  • Quick note on Black Hole Thermodynamics by Leonard Susskind.
  • Black Hole Thermodynamics A review of the thermodynamics of black holes. Somewhat advanced at times.
  • String Theory, Quantum gravity, and all that
  • A brief article written by one of the creators of string theory. Rather up-to-date (April 2004).
  • Cosmology related
  • Notes from E. Taylor's class on Cosmology , (author of Spacetime Physics). Requires calculus
  • Figures for notes from E. Taylor's
  • The Theory of Inflation By Andreas Albrecht. Starts simple but then gets advanced.
  • The Theory of Inflation Power Point Screens By Alan Guth, one of the founders of the theory. Easy to follow
  • Supernovae, Dark Energy, and the Accelerating Universe Article from Physics Today.
  • A nice talk on QG and the Anthropic Principle by Lenny Susskind. See also other discussions on this site: A nice debate between two prominent physicists (Susskind and Smolin),
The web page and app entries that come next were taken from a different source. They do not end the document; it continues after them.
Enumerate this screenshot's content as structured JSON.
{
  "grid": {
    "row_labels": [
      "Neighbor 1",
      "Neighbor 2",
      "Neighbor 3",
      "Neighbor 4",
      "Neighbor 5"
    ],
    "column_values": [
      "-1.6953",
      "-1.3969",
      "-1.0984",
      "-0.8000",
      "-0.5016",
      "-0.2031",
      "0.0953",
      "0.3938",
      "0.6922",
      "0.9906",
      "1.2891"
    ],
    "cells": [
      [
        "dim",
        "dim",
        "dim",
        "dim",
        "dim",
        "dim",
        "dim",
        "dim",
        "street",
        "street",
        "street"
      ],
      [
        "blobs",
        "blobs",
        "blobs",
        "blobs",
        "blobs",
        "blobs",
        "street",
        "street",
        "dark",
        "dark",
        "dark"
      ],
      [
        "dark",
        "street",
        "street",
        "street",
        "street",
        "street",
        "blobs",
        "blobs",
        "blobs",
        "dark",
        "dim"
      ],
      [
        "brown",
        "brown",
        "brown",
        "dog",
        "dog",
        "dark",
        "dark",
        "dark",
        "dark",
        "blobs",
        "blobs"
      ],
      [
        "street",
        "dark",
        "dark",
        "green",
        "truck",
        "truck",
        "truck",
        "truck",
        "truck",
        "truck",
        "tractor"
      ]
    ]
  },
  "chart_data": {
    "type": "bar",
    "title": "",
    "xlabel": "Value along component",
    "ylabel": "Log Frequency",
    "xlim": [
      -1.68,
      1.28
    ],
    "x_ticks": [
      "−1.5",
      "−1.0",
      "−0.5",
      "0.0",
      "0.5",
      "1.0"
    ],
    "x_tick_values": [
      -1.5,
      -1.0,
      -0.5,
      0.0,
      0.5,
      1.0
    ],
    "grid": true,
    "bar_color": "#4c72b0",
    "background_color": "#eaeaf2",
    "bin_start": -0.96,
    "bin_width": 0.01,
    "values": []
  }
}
  • Various Books on various topics
    [Gary's rankings, 0 through 5 complex conjugations (*)].

    I know I am neglecting many books, I am just pulling them off my shelf and listing them.
    Special and General Relativity
    Easy-reading: Introductory texts: None of this simple stuff, bring it all on!: Why don't I just go to the source and read Einstein's works?:
    I would probably recommend not starting with Einstein's works for general audiences. Although carefully written and they do not take short cuts like others, the method is rather old fashioned. I would suggest starting with a good modern introductory text (like Spacetime Physics, Mermin, or Wald (ok that's a bit much) and only after developing a sound base in the modern perspective go back and read Einstein's works. They are more useful to those who want to understand the history and philosophical underpinnings of relativity.

    In reading his journal articles not much is to be gained in learning relativity. Many of the discussions, then thought to be difficult, are found rather simply in a modern view. Also, the whole theory had not been developed, there were several gaps that remained to be filled in and some derivations incorrect. Again, I would only suggest reading them well after you have a thorough grounding (except maybe "On the Electrodynamics of Moving Bodies").
    Quantum Mechanics
    I will list just a few related to QM since there seemed to be some interest. First off, I would highly recommend reading the following two books which are used for the SI in QM. Oh there are many more.

    Student Links to images

    I've added some old pictures from previous camps for your amusement (many are from 2007). You should recognize the boards. It seems as I was much better with my layout! (I blame the chalk and the board, it's not me!) Some random pix (how old am I? Many buildings we met in no longer exist): Secret magnetic wall pictures..shhh. don't tell anyone. I am trying to remember the years.. I'll keep digging around.
    Singapore 2005 Pictures
  • Whole class
  • (I hope to soon put up some video).
    Singapore Dec 2004 Pictures
    Some pix of you guys,
  • Afternoon shot
  • Afternoon shot
  • Afternoon shot
  • Afternoon shot
  • Afternoon shot
  • Afternoon shot
  • Afternoon shot
  • Afternoon shot
  • Class shot
  • Class pix
  • Class pix
  • Class pix, large.

    SI July 2004
    Ed's site for pix, EPGY, SI 2004 See July 24, 2004.